Several reasons account for this trend, including drop in global oil and commodity prices, poor macroeconomic policies, insecurity and currency volatility.
One recent concern is management conflict that has been witnessed between Nigerian companies and their Foreign Private Equity Investors. A recent example of such conflict is that of Health Plus and Car45. These conflicts have become matters of litigation and arbitration.
When conflicts like this occur, it sends a wrong signal to other prospective investors who may tag Nigeria as an unsafe investment destination and avoid any investment in our economy.
Foreign private equity funds normally have an average span of between five and ten years. The legal structures most commonly used as a vehicle for private equity funds are: limited companies under the Companies and Allied Matters Act chapter C20 Laws of the Federation of Nigeria 2004 and general or limited partnerships, or the newer limited liability partnerships under the Partnership Law of Lagos State 2009 (as amended). Offshore registered funds can only solicit investments from investors in Nigeria with SEC approval.
There are transaction documentations which must be in place, including non-disclosure agreements and term sheets; offer documentation; due diligence reports (legal, financial, tax, and technical); share purchase or subscription agreements; shareholders agreements; and disclosure letters. Each of these documents lay the foundation for a proper transaction.
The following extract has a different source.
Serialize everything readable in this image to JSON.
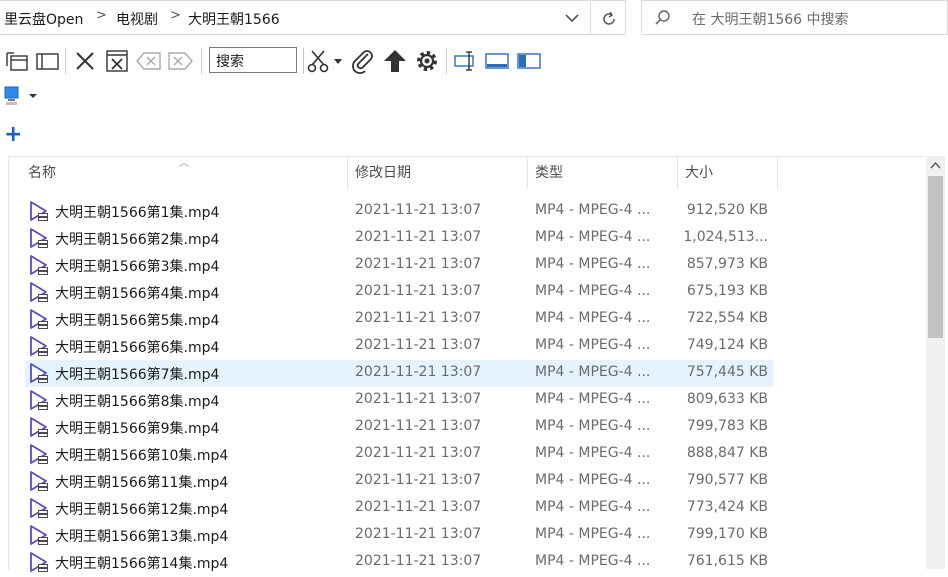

If all the processes stated above are in place, there should normally be a seamless transaction. The issue we have with conflict arising thereafter are actually two sided. One, on the part of the Nigerian company which receive the foreign private equity and the foreign private equity company.